    I don't feel as isolated as I used to when I worked in a big office, I can chat to people if I want or be silent and get my head down with no distractions. There's no office politics, my work environment suits me and not the masses ... how can this not be better for me? Or anyone?

  2. I fool around on the internet most of the time and snack too much - and I work in an office!

    You're quite right, she doesn't get it. Different strokes for different folks. This is my final week in the office, then I'm leaving to become a home worker for our business. AND I CAN'T WAIT. I don't really like being in an office, but I'm also very introverted - which means just constantly being around people gets my stress levels up. When I'm at home, it'll just be me and the cat. Hooray!

    JSP strikes me as very much of an extravert, so I can see why she'd be climbing the walls and be desperate for some human contact. That's what SHE needs to work. That's not what all the rest of us need.

    Home working is what you make of it. I intend to make it awesome!

  3. I'm not sure I agree that "working from home is actually bad for your work/life balance" but I do think people underestimate the social benifits of working in a group.

  4. JSP is obviously not suited to working from home. I can think of many people that are not capable of doing so.

    For me if I wanted to waste time I'd rather do it in comfort than sitting in 3 hours of traffic going nowhere.

    The last time I had a "proper" office must be 10 years ago. The idea of going back to having to have an office that I had to travel to daily fills me with dread.

  5. Dizz7405:40 PM

    I’m a freelancer and I really dislike working from home. I don’t have the luxury of a garden and therefore a shed but the principle is largely the same.
    The biggest issue for me was that I missed the structure of the working day: having to travel to a different place to work with all the benefits that brings, having access to quick, easy interaction with your team, *having* to start/finish at a certain time and, if nothing else, the company of others. Working from home was a disaster, starting late, finishing even later, struggling with certain tasks that team interaction would solve, missing out on helping others etc. I just generally felt like a bit of lonely goat.
    I definitely think that if it’s your thing then employers should be more than willing to facilitate this in whatever way fits best with their company’s flow. Definitely a bad thing for me though. The solitude seemed to multiply the stresses.

  6. I run an advertising internet site in France and working from home is the perfect situation, why rent office space!
    Luckily my partner also works from home, so I do have company, which is handy when you need feedback on a project.

    We also grow a lot of our own produce, have chickens, horses and plenty of trees to chop down for winter warmth.

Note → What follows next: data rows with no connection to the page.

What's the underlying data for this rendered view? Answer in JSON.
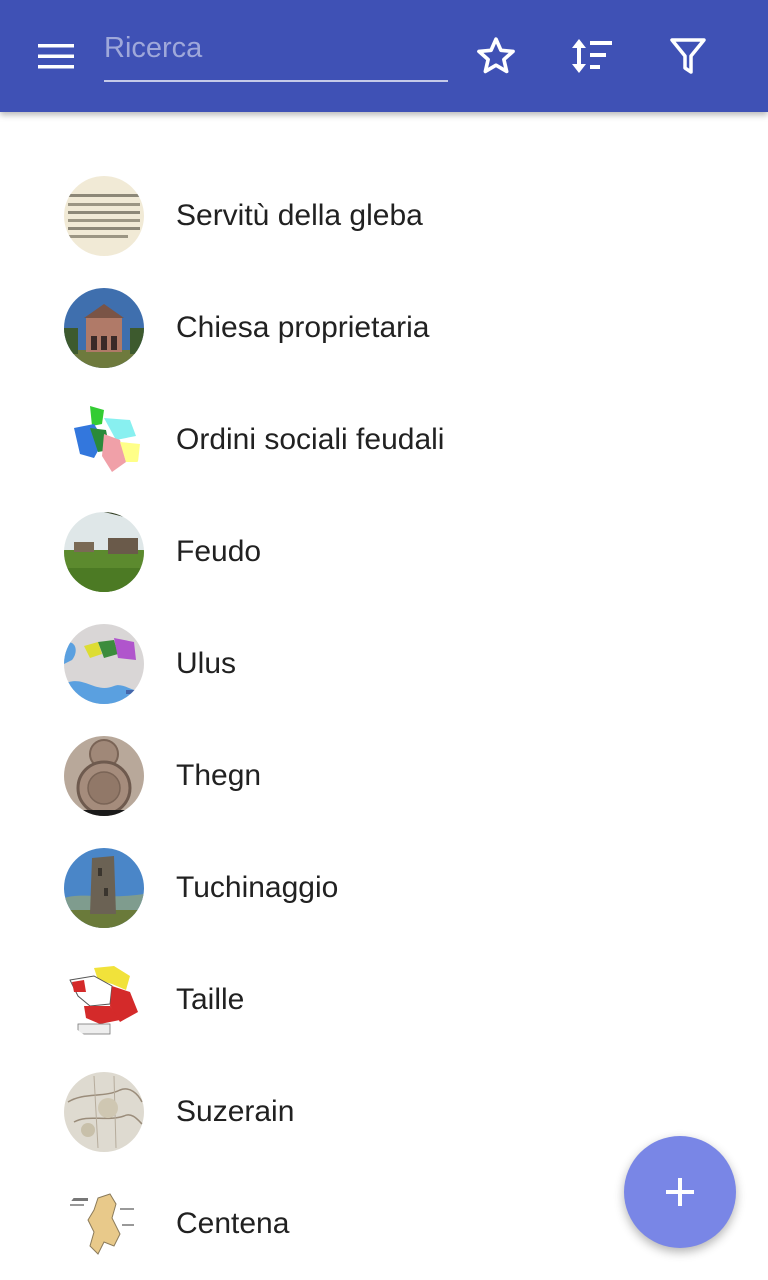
{
  "app_bar": {
    "search_placeholder": "Ricerca",
    "icons": [
      "menu-icon",
      "star-icon",
      "sort-icon",
      "filter-icon"
    ],
    "color": "#3f51b5"
  },
  "items": [
    {
      "label": "Servitù della gleba",
      "thumbnail": "manuscript-thumbnail"
    },
    {
      "label": "Chiesa proprietaria",
      "thumbnail": "church-thumbnail"
    },
    {
      "label": "Ordini sociali feudali",
      "thumbnail": "colored-map-thumbnail"
    },
    {
      "label": "Feudo",
      "thumbnail": "field-thumbnail"
    },
    {
      "label": "Ulus",
      "thumbnail": "world-map-thumbnail"
    },
    {
      "label": "Thegn",
      "thumbnail": "medallion-thumbnail"
    },
    {
      "label": "Tuchinaggio",
      "thumbnail": "tower-thumbnail"
    },
    {
      "label": "Taille",
      "thumbnail": "france-map-thumbnail"
    },
    {
      "label": "Suzerain",
      "thumbnail": "old-map-thumbnail"
    },
    {
      "label": "Centena",
      "thumbnail": "island-map-thumbnail"
    }
  ],
  "fab": {
    "icon": "plus-icon",
    "color": "#7986e6"
  }
}
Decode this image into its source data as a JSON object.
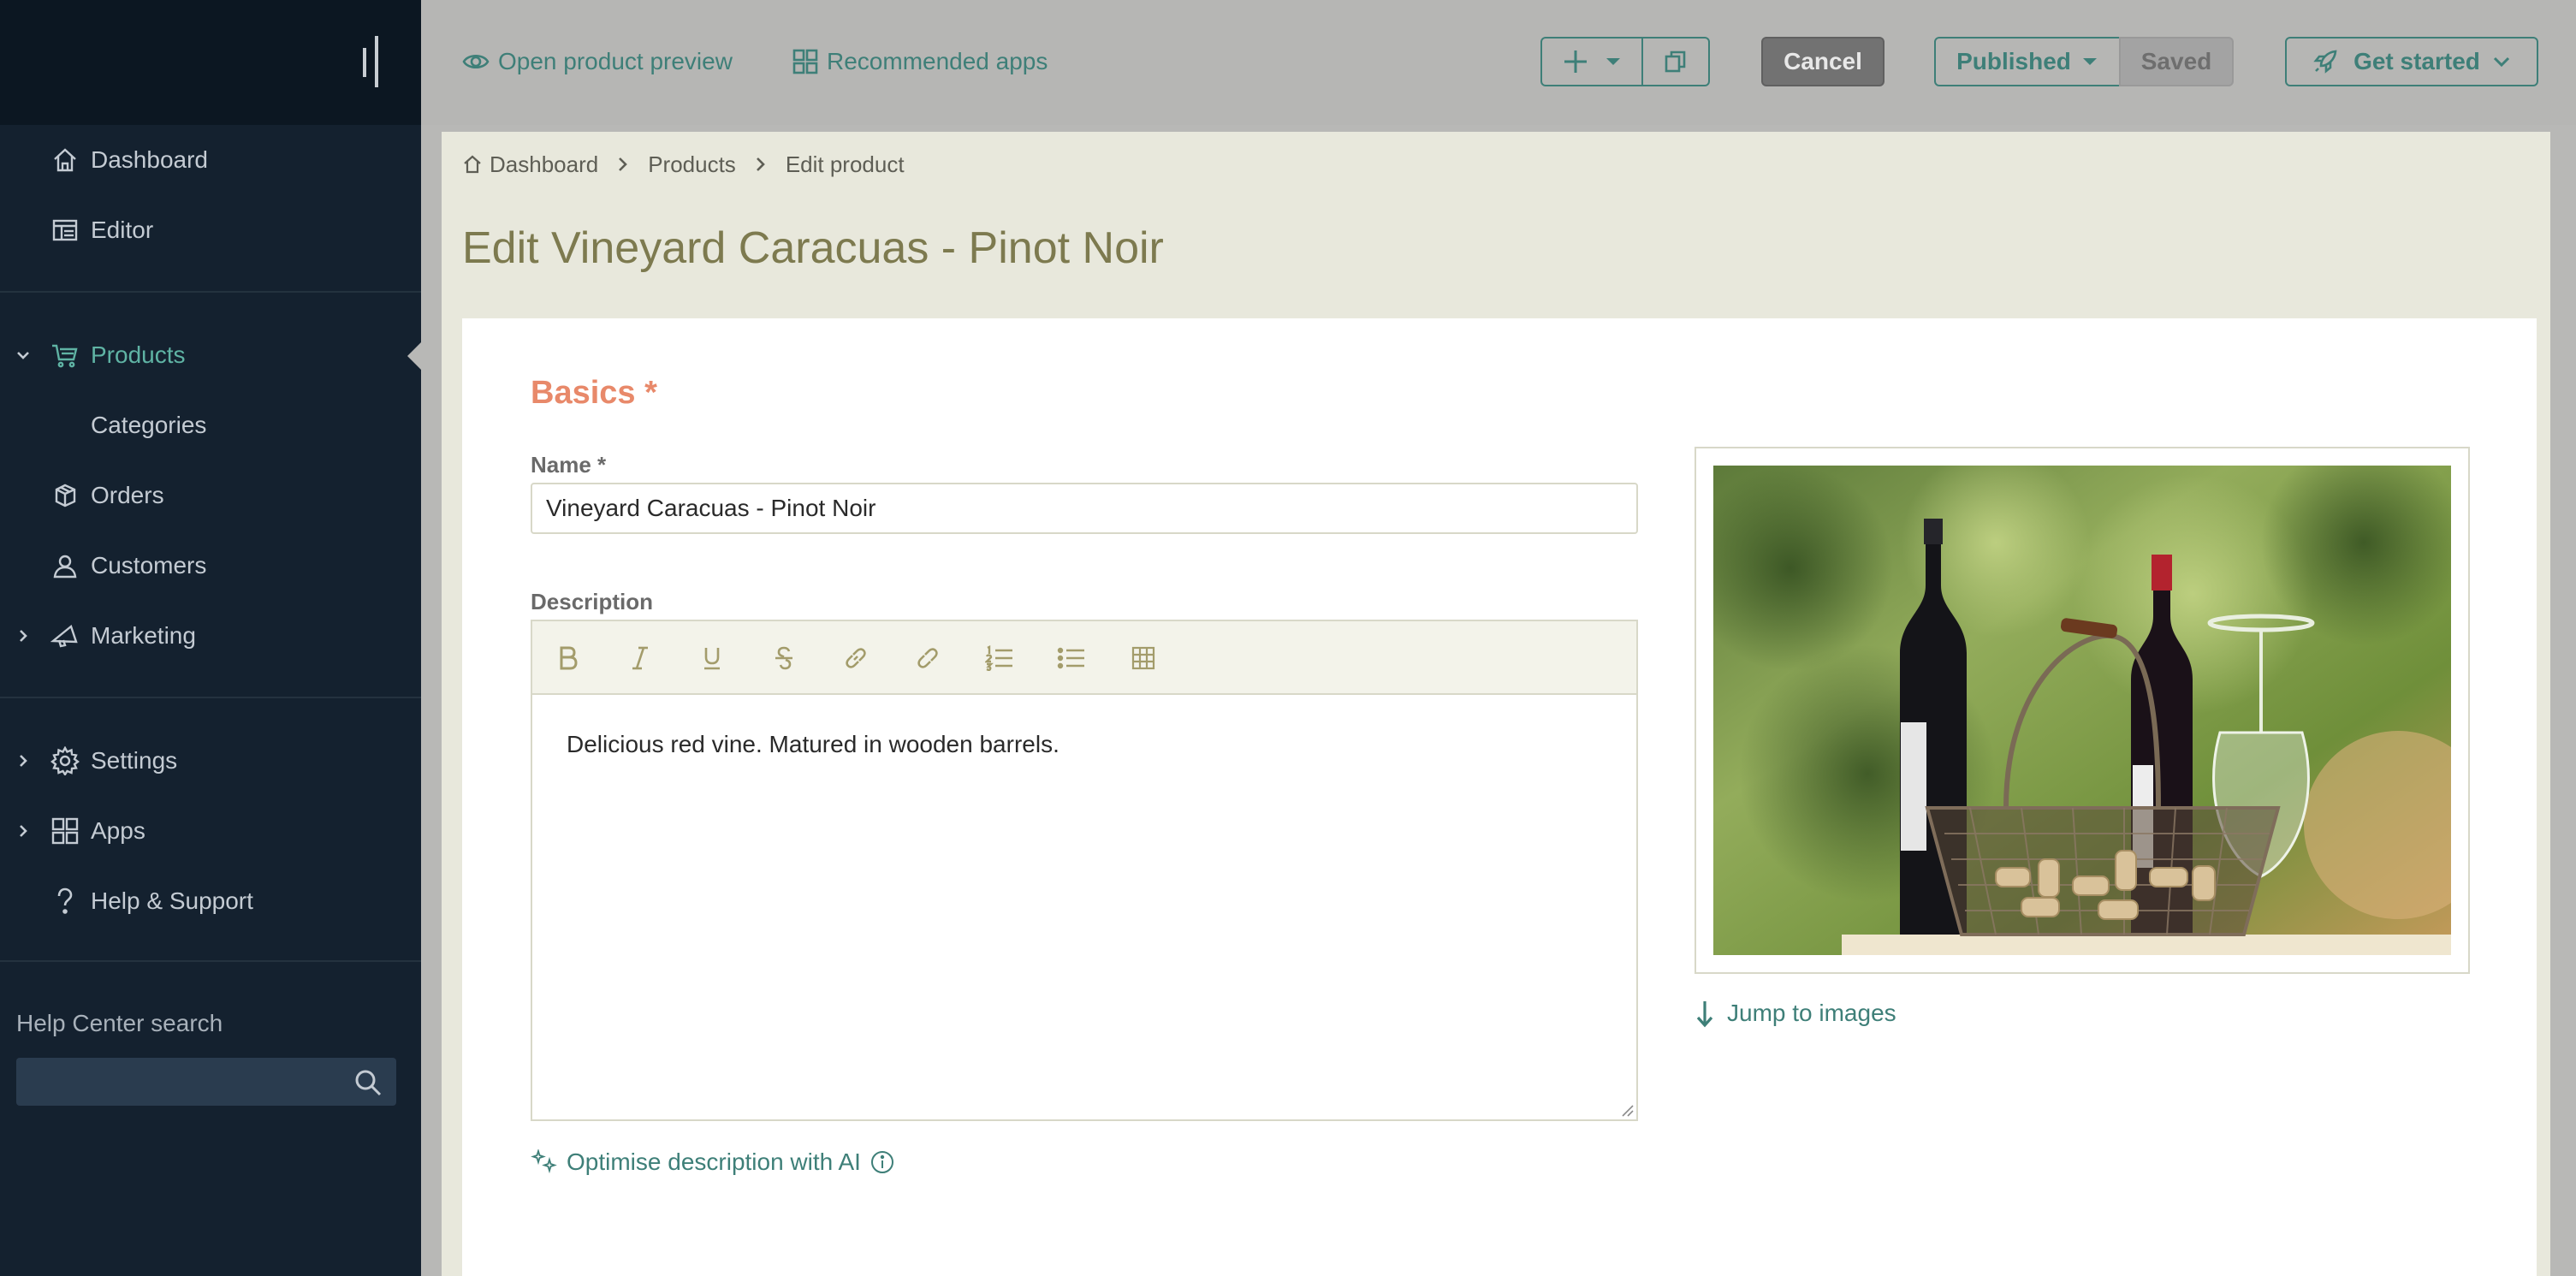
{
  "sidebar": {
    "items": [
      {
        "label": "Dashboard"
      },
      {
        "label": "Editor"
      },
      {
        "label": "Products"
      },
      {
        "label": "Categories"
      },
      {
        "label": "Orders"
      },
      {
        "label": "Customers"
      },
      {
        "label": "Marketing"
      },
      {
        "label": "Settings"
      },
      {
        "label": "Apps"
      },
      {
        "label": "Help & Support"
      }
    ],
    "help_center": {
      "label": "Help Center search",
      "value": "",
      "placeholder": ""
    }
  },
  "topbar": {
    "preview_label": "Open product preview",
    "recommended_label": "Recommended apps",
    "cancel_label": "Cancel",
    "published_label": "Published",
    "saved_label": "Saved",
    "get_started_label": "Get started"
  },
  "breadcrumb": [
    "Dashboard",
    "Products",
    "Edit product"
  ],
  "page": {
    "title": "Edit Vineyard Caracuas - Pinot Noir"
  },
  "basics": {
    "section_title": "Basics *",
    "name_label": "Name *",
    "name_value": "Vineyard Caracuas - Pinot Noir",
    "description_label": "Description",
    "description_text": "Delicious red vine. Matured in wooden barrels.",
    "toolbar": [
      "bold-icon",
      "italic-icon",
      "underline-icon",
      "strikethrough-icon",
      "link-icon",
      "unlink-icon",
      "ordered-list-icon",
      "bullet-list-icon",
      "table-icon"
    ],
    "ai_label": "Optimise description with AI",
    "jump_label": "Jump to images"
  },
  "colors": {
    "sidebar": "#14212f",
    "accent": "#3e7f78",
    "active": "#5fb3a4",
    "section": "#e8896a",
    "title": "#7d7a4f"
  }
}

    Every day is a working day in some ways, but also every day we have time for tending the animals and land.
    If we feel like an outing we just jump in the car and take off for the day, or saddle up the horses.

    We never get bored with each other for company and sometimes the only other person that we see for a few days is the friendly postwoman, who even takes our post from us.

    The downside!

    I will get back to you on that one.